The way you talk in public and the way you respond to criticisms of the administration and the way you explain or defend your principal must show that you respect every Nigerian, no matter their view. For instance, as it concerns this matter, whether these Nigerians are mischief makers, people who wish the president dead or people opposed to his person and his administration, it shouldn’t matter. They are not the controllers of fates and the president’s well-being does not depend on them. Joining issues with them this way is childish, unintelligent and demeaning. Nigerians have seen that their president is back, they know he is recovering from an illness and is likely to return for more treatment and they have heard from him themselves; so of what value is Femi jumping in the gutter to engage anyone over this? While the president must receive flak as par the course because of the nature of his job, you must be like Caesar’s wife, above reproach, because you are there to make things easier for him with the people, not harder. Rather than creating a siege mentality around the president, you should be showing with your open door and your open heart that the president is not ensconced in Aso Rock, removed from national reality.

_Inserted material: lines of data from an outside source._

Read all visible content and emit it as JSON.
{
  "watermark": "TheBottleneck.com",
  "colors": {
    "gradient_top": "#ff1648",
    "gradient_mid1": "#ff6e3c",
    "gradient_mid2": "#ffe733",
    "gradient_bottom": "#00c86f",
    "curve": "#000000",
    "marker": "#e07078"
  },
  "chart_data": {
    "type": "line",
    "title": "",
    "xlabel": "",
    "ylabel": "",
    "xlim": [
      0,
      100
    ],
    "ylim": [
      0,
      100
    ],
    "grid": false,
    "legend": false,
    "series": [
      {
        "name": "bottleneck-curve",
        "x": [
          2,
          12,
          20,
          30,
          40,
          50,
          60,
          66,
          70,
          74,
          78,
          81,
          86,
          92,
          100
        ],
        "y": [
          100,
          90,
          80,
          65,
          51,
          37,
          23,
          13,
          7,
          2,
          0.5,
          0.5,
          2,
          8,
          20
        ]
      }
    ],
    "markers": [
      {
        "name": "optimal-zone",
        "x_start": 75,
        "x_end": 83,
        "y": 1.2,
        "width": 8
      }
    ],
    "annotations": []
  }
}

This piece shows what happens when you cannot rein in your emotions or check your bias when occupying a public position. Does Femi think he’s helping the president’s cause with this piece? Does he think this shows how loyal he is to the president? Does he think this would win anybody over to his side? Does he think this absolves him and his office from the blame that must surely be theirs for the ineptitude and shoddiness that attended their handling of the whole affair? The obvious irony here is that this piece is the biggest case of gloating we have seen since the president fell ill and was rushed to London. Can’t he see that he’s actually contradicting the maturity he attributes to the president’s conduct upon his return? To cut a long story short, this piece is unhelpful. Femi should not have written it.